> _What you need to do_: Give the number of lines in the material below where the word "this" shows up, without anything else.

> _Data extract_:
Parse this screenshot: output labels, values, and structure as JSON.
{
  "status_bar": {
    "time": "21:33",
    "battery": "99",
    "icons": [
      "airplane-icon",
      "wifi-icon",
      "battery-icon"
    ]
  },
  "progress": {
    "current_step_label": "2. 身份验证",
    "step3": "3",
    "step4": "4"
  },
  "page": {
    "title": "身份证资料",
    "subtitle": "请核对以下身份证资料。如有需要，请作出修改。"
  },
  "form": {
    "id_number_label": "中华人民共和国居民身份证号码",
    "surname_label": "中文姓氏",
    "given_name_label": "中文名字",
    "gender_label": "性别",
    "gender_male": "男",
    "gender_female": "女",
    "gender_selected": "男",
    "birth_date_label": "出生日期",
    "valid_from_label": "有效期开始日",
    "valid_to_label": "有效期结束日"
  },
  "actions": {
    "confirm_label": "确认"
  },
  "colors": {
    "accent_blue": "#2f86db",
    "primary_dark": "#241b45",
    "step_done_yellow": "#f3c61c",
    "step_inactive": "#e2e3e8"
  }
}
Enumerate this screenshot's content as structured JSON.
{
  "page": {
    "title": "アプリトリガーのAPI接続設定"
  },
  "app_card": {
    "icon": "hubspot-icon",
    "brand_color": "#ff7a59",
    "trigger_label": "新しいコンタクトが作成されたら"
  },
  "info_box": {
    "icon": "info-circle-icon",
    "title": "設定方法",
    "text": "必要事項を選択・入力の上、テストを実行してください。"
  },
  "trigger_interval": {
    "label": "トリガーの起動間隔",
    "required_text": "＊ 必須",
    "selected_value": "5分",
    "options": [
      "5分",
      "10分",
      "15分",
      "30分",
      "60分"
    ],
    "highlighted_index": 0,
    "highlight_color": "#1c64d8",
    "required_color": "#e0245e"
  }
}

> _Solution_: 2